Make every moment count.
Banana Chocolate Crunch Popsicles
Chopped nuts or granola
Peel banana, place popsicle stick in one end. Dip banana in chocolate syrup and roll in nuts or granola. Freeze for 2-3 hours.
Ants In the Rocks
Chocolate chips or raisins
Place graham crackers in a plastic sandwich bag and break into coarse pieces. Add a few chocolate chips or raisins to make ants; seal the bag. Let the kids take outside for a treat or let them pour it into a small bowl at the table.
Strawberry Delight Smoothie
1 cup milk
1 cup vanilla yogurt
4 large strawberries (or 1 cup frozen strawberries)
1 small banana, sliced
Place in blender and blend for one minute.
Makes enough for one large serving or two small; double as needed.
Kids Crunch Party Mix
1 cup plain or frosted animal crackers
1 cup bear-shaped crackers
1 cup miniature pretzels
1 cup salted peanuts
1 cup M&M’s
1 cup yogurt- or chocolate-covered raisins
In a bowl, combine all ingredients. Store in an airtight container.
Substitute any of the above for similar ingredients you may have on hand.
PBJ On A Stick
2 peanut butter and jelly sandwiches
4 wooden skewers
1 cup seedless grapes
1 small banana, sliced
Cut sandwiches into 1-in. squares. Alternately thread grapes, sandwich squares and banana slices onto each skewer.
Mini Corn Dog Muffins
1/2 cup melted butter
1/2 cup sugar
1 cup buttermilk or regular milk
1/2 tsp. baking soda
1 cup cornmeal
1 all-purpose flour
1/2 tsp. salt
8-10 all-beef hot dogs, cut into 1-inch pieces

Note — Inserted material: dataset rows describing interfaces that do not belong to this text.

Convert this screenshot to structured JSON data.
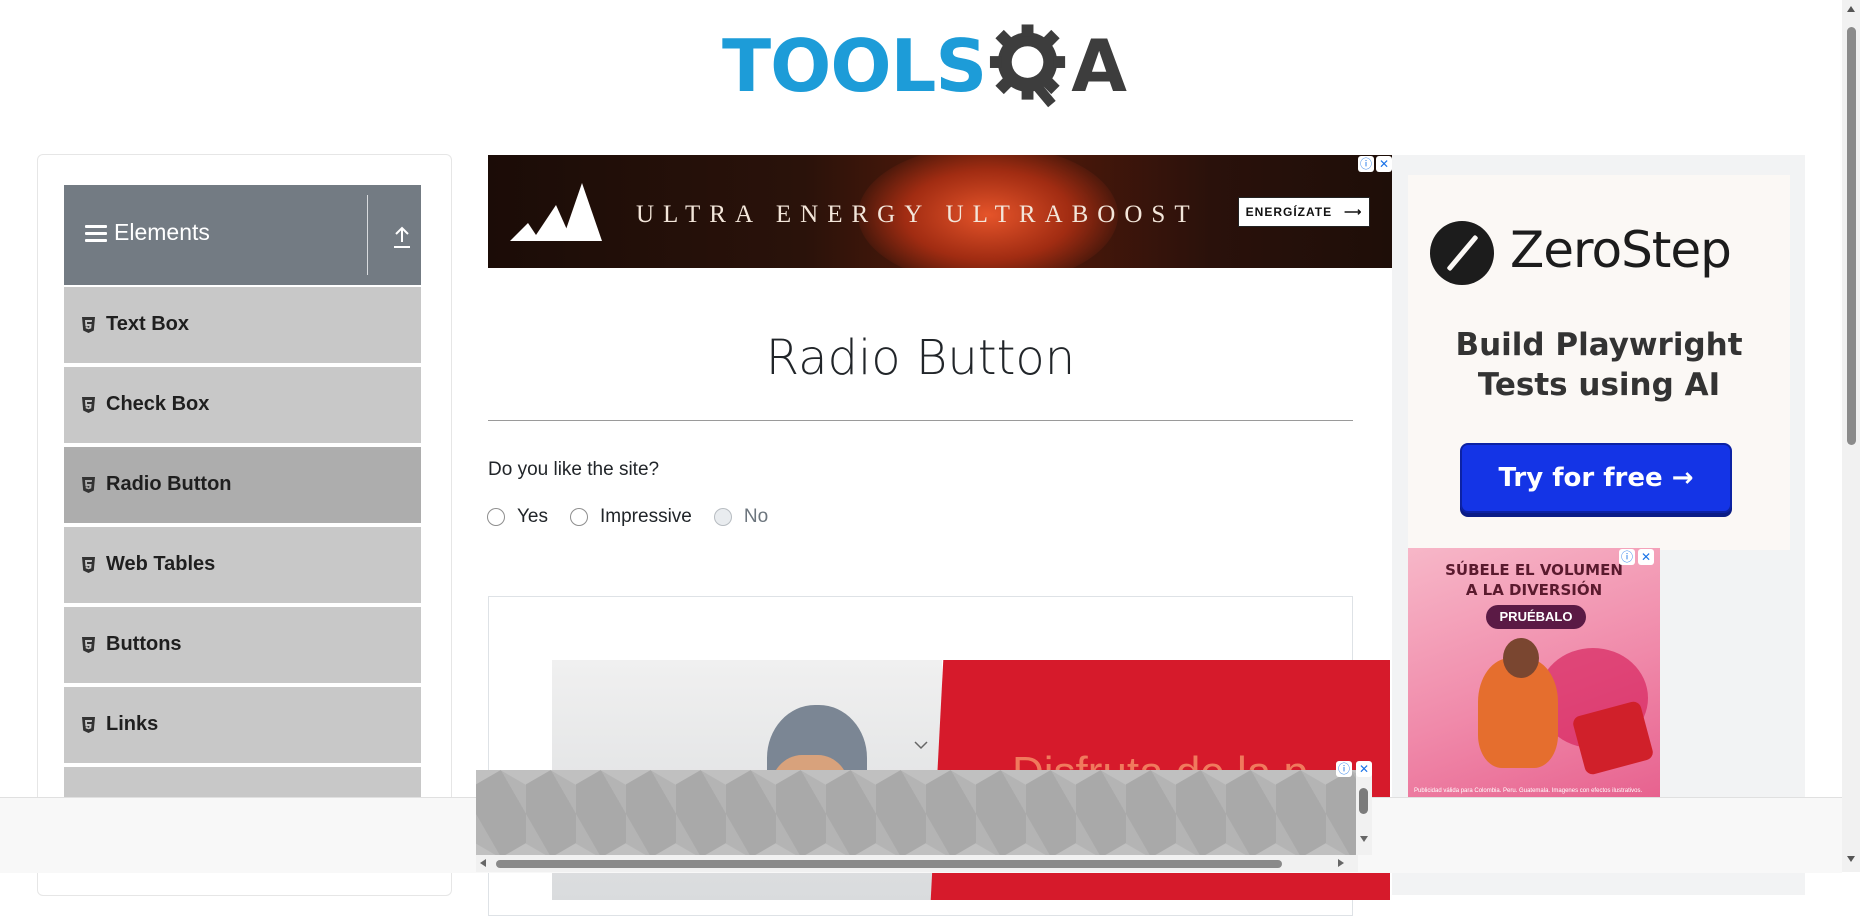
{
  "logo": {
    "part1": "TOOLS",
    "part2": "QA"
  },
  "sidebar": {
    "group_title": "Elements",
    "items": [
      {
        "label": "Text Box",
        "active": false
      },
      {
        "label": "Check Box",
        "active": false
      },
      {
        "label": "Radio Button",
        "active": true
      },
      {
        "label": "Web Tables",
        "active": false
      },
      {
        "label": "Buttons",
        "active": false
      },
      {
        "label": "Links",
        "active": false
      }
    ]
  },
  "top_ad": {
    "text": "ULTRA ENERGY   ULTRABOOST",
    "cta": "ENERGÍZATE"
  },
  "main": {
    "title": "Radio Button",
    "question": "Do you like the site?",
    "options": [
      {
        "label": "Yes",
        "disabled": false
      },
      {
        "label": "Impressive",
        "disabled": false
      },
      {
        "label": "No",
        "disabled": true
      }
    ]
  },
  "inner_ad": {
    "text": "Disfruta de la p"
  },
  "right_ad": {
    "brand": "ZeroStep",
    "tagline_1": "Build Playwright",
    "tagline_2": "Tests using AI",
    "button": "Try for free →"
  },
  "pink_ad": {
    "line1": "SÚBELE EL VOLUMEN",
    "line2": "A LA DIVERSIÓN",
    "button": "PRUÉBALO",
    "fine_print": "Publicidad válida para Colombia. Peru. Guatemala. Imagenes con efectos ilustrativos."
  },
  "colors": {
    "brand_blue": "#1d9cd8",
    "sidebar_header": "#737b83",
    "menu_item": "#c8c8c8",
    "menu_item_active": "#adadad",
    "zerostep_button": "#1434e6"
  }
}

Preheat oven to 375 degrees. Mix together all ingredients, except for hot dogs.
Grease or spray a mini muffin pan; spoon 1 tablespoon batter into each mini muffin cup. Place one hot dog bite into the middle of each cup.
Bake for 8-12 minutes or until cornbread is golden brown. Cool in pan for 5 minutes before removing.
*If using regular size muffin pans, cut hot dogs into larger pieces and increase the amount of batter (to fill about 2/3) in each muffin cup.